*** Begin section ***

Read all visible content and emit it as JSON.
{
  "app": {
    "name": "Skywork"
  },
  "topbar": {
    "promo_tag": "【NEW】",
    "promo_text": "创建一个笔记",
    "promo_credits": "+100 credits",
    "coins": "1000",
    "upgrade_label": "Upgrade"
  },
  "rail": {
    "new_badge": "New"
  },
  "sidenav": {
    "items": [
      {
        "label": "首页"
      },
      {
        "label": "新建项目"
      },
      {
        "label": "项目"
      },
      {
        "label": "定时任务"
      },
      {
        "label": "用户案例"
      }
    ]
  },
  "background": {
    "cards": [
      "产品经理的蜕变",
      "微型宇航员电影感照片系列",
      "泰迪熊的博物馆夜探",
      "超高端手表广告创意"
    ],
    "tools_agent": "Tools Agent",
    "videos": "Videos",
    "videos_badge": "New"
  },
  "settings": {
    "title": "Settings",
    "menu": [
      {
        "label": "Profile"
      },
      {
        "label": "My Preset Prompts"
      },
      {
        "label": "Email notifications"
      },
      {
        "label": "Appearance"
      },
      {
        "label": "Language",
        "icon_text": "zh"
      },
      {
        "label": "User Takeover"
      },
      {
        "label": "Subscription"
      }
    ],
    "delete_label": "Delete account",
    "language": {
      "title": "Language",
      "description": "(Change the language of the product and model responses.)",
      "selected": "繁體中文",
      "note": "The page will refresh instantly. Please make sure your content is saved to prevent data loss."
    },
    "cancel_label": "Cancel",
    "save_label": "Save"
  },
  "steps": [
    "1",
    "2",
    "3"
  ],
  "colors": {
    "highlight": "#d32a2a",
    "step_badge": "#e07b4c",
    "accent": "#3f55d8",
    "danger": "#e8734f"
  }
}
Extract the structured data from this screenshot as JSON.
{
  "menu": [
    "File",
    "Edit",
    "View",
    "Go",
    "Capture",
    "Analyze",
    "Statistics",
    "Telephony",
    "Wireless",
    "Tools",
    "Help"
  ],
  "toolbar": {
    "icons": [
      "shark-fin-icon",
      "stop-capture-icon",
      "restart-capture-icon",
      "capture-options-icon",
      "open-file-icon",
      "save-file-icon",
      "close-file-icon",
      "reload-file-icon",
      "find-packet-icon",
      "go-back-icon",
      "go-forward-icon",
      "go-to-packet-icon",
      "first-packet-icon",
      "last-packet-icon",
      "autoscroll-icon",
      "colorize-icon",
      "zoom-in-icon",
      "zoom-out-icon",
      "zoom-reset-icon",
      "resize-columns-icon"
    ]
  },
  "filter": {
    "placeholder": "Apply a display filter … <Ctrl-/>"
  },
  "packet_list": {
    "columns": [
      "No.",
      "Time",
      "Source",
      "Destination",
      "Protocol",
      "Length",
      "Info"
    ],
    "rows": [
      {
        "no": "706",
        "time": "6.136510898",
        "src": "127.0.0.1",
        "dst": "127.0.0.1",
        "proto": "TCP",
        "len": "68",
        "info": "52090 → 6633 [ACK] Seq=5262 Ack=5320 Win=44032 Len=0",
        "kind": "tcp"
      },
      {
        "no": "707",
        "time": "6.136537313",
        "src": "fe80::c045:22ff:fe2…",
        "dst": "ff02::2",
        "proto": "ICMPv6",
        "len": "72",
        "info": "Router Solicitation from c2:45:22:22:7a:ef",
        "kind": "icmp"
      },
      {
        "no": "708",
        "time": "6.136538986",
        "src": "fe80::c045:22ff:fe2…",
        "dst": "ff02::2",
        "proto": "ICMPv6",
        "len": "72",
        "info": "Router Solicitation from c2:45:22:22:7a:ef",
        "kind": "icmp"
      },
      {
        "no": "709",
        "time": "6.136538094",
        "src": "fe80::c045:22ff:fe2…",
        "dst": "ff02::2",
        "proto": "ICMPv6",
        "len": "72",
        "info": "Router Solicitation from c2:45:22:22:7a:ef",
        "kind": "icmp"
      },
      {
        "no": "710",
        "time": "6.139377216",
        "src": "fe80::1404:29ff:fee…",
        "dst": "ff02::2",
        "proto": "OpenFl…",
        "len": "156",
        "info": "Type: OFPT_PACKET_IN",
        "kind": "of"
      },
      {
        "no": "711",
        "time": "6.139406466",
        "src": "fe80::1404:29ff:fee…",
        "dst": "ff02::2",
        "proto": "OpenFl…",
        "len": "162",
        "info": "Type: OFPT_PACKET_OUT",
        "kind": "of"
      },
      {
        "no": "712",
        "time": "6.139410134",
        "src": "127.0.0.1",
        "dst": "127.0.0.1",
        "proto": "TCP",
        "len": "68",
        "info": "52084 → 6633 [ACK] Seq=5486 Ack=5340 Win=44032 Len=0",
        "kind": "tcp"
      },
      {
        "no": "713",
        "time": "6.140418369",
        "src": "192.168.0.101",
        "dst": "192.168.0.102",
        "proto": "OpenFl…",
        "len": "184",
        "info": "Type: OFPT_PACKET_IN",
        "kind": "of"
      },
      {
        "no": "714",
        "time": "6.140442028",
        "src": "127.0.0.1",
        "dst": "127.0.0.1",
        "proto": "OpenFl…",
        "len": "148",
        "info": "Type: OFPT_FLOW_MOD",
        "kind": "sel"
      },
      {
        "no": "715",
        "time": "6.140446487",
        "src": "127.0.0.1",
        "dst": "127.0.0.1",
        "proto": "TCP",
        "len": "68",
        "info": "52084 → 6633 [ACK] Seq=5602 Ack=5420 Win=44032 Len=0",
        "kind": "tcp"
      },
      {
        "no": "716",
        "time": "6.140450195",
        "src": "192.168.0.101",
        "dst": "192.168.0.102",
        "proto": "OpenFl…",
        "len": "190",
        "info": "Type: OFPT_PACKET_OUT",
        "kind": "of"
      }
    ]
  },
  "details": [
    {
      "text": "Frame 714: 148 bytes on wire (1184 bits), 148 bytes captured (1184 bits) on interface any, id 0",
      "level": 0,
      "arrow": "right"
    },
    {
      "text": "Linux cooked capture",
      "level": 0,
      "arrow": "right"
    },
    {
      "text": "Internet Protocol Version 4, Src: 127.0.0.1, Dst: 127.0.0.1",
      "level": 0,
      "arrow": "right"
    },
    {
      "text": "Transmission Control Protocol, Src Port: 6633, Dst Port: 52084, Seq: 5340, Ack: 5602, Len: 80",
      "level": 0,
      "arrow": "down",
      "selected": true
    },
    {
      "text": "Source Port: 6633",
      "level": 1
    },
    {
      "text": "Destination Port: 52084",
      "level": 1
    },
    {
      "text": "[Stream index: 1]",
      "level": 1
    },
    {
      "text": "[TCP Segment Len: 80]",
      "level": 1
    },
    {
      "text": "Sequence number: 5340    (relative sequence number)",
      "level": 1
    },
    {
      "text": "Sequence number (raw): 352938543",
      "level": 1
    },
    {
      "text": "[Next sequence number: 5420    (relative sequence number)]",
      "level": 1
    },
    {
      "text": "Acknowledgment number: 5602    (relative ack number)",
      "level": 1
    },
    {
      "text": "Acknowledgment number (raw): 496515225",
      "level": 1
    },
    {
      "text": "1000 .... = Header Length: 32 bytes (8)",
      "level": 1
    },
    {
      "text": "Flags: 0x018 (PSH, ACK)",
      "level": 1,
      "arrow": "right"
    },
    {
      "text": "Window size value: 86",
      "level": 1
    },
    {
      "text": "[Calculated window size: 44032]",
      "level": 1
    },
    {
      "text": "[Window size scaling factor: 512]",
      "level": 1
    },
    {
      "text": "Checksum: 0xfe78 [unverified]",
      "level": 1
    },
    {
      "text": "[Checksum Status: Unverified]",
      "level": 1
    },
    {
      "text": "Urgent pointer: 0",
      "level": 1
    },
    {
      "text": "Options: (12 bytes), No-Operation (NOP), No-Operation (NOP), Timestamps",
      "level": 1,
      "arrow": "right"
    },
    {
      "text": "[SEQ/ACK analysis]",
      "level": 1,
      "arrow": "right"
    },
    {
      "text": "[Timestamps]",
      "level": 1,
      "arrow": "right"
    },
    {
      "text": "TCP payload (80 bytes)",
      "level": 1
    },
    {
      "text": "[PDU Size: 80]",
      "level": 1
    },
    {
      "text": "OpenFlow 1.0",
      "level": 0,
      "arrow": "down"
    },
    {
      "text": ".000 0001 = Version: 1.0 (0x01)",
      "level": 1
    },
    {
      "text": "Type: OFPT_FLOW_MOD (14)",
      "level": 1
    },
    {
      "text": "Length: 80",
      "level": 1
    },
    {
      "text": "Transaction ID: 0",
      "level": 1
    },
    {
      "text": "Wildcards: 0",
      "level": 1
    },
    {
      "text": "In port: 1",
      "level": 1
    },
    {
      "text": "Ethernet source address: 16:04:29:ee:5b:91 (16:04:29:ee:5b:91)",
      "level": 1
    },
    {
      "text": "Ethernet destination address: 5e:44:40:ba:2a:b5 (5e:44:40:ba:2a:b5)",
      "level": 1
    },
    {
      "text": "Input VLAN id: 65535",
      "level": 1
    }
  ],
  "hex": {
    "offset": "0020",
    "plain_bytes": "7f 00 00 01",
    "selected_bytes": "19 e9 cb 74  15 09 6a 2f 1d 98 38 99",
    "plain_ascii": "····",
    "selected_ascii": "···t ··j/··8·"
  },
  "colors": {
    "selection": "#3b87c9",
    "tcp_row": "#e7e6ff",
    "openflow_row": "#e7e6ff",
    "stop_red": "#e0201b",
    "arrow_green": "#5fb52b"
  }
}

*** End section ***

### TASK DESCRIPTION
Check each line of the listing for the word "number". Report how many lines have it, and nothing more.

### ANSWER FOR THIS EXERCISE
5